LISTED RECORDS Start Marker
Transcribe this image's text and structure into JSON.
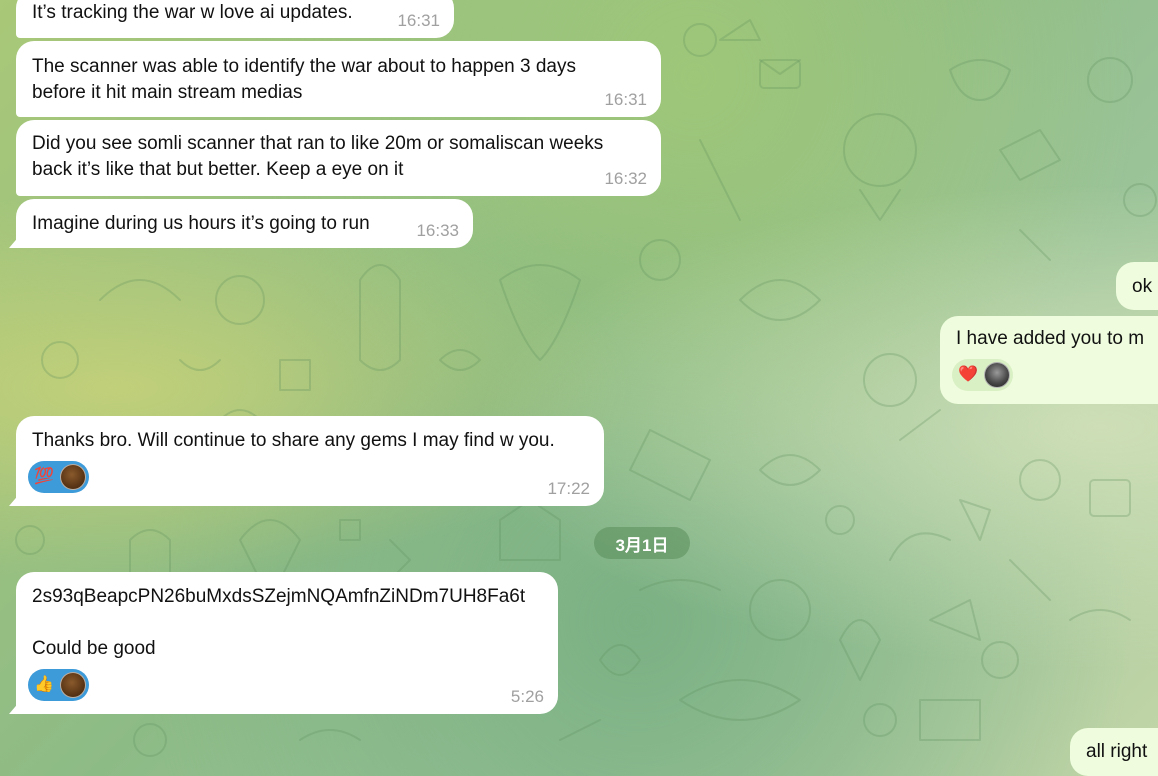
{
  "chat": {
    "messages": [
      {
        "id": "m1",
        "direction": "in",
        "text": "It’s tracking the war w love ai updates.",
        "time": "16:31"
      },
      {
        "id": "m2",
        "direction": "in",
        "text": "The scanner was able to identify the war about to happen 3 days\nbefore it hit main stream medias",
        "time": "16:31"
      },
      {
        "id": "m3",
        "direction": "in",
        "text": "Did you see somli scanner that ran to like 20m or somaliscan weeks\nback it’s like that but better. Keep a eye on it",
        "time": "16:32"
      },
      {
        "id": "m4",
        "direction": "in",
        "text": "Imagine during us hours it’s going to run",
        "time": "16:33"
      },
      {
        "id": "m5",
        "direction": "out",
        "text": "ok"
      },
      {
        "id": "m6",
        "direction": "out",
        "text": "I have added you to m",
        "reactions": [
          "heart-emoji",
          "avatar"
        ]
      },
      {
        "id": "m7",
        "direction": "in",
        "text": "Thanks bro. Will continue to share any gems I may find w you.",
        "time": "17:22",
        "reactions": [
          "hundred-emoji",
          "avatar"
        ]
      },
      {
        "id": "m8",
        "direction": "in",
        "text": "2s93qBeapcPN26buMxdsSZejmNQAmfnZiNDm7UH8Fa6t\n\nCould be good",
        "time": "5:26",
        "reactions": [
          "thumbs-up-emoji",
          "avatar"
        ]
      },
      {
        "id": "m9",
        "direction": "out",
        "text": "all right"
      }
    ],
    "date_separator": "3月1日",
    "emoji": {
      "heart": "❤️",
      "hundred": "💯",
      "thumbs_up": "👍"
    }
  },
  "colors": {
    "incoming_bubble": "#ffffff",
    "outgoing_bubble": "#effdde",
    "reaction_in": "#3e9bd9",
    "reaction_out": "#d9efc4",
    "timestamp": "#a0a0a0",
    "date_pill": "#5a8c5a"
  }
}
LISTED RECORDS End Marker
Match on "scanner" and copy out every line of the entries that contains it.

        "text": "The scanner was able to identify the war about to happen 3 days\nbefore it hit main stream medias",
        "text": "Did you see somli scanner that ran to like 20m or somaliscan weeks\nback it’s like that but better. Keep a eye on it",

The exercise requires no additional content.